Kill the trees and strip the soil  and you get  a desert. Already there is  enough  of that in  the world ; in Australia , too much...But when soil and climate are  tampered with  by  human interference  the last word is with Nature ;she does not learn -she knows ; and she is merciless .There is only one  way to stave of disaster , and  that is to tip the balance back  to what it was : now, before it is too late. Don't ringbark  all . Where you can , plant... 
On the subject of  politics in Australia , the  view had  been expressed  to  him that  too often it  sank down to a   slanging  match .  On  the need for population in the North  , would proposed Jewish enclaves work  or " is infiltration the only sound procedure ?"

Wood recalled how Australians  -boundary riders, shearers, cattlemen,lumpers, fossickers and spruce young city workers from George Street and Wattle Avenue and    Anzac  Parade - had crowded in to sign up and  grab  a rifle to fight in the first world war . The author  gave examples of the  same keenness  to enlist  when the  second  great  war  broke out :
R.G.Milton,22,was on Spring Creek Station in the Kimberley when he heard about the  war. Within an hour he was on the trail for  Wyndham ,where he could get a ship bound north for Darwin. His bluey and groundsheet were all he  carried . He lived on lizards  and wild  gooseberries .That tramp is 140 miles. He did it in  three and a half days.  
Constable Joseph  Sampson of the  Northern Territory Police chartered  a plane  from his headquarters  near  Lake Nash -look at the map- to Cloncurry (Queensland ) , and  flew on  by service  plane to  Brisbane, in order to enlist the   quicker. The bill for all this ardour was 42 pound 15 shillings . He paid it .

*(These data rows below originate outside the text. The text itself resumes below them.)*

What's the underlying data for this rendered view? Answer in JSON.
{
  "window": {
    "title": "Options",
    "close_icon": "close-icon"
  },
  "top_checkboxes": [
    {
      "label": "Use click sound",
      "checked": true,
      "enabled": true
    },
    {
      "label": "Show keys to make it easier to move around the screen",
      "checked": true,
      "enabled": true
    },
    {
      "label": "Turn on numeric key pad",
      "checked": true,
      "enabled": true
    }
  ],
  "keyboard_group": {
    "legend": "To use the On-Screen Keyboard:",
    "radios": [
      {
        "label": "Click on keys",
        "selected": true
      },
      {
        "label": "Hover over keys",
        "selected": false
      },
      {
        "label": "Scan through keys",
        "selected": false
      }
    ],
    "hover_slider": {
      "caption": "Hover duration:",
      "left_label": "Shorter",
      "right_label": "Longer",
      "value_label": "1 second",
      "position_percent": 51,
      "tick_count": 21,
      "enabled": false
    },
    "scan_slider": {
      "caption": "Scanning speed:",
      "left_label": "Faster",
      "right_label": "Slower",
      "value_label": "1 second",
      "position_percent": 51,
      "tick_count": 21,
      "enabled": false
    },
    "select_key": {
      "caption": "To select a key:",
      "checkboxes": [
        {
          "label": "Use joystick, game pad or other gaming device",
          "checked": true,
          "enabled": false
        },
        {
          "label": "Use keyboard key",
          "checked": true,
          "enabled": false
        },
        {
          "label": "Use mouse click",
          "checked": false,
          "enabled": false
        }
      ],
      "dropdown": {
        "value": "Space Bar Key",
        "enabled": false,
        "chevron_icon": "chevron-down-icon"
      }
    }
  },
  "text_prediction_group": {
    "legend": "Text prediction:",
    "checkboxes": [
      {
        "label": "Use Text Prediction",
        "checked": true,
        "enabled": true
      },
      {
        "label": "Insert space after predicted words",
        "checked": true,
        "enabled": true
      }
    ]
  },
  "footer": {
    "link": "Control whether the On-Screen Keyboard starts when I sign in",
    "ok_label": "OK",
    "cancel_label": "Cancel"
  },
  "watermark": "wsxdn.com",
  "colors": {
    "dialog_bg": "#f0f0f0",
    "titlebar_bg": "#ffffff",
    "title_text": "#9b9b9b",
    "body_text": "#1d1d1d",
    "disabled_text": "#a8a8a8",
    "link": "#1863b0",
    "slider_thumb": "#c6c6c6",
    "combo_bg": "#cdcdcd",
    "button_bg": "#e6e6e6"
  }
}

C.L.Terry, 24 ,was working at Finke , near the South Australian border,when he got the news. He jumped the rattler  for 140 miles to Alice Springs ; rode on motor trucks  and the mail lorry  for the next 650 miles to Birdum, and then  jumped  the  rattler  for  the next 300 miles  to Darwin .
 G. Williams, 33 ,a gold prospector, joined him at Tennant Creek ,after walking  for more than  a 100 miles .The mailman shouted that  the war was on  as  he  drove by.
William Raymond Salton, 20 , took three weeks to ride  1000 miles between Tennant Creek and Bourke . He left his horse  at Bourke and  took the  train 500 miles  to  Sydney. They say he  heard  about  the war by  pedal  wireless. 
 Proceeds  from the  book went to the  Australian Red Cross . Our  foxed copy obtained from  a  secondhand  bookshop  in  the Smith Street  Mall, Darwin.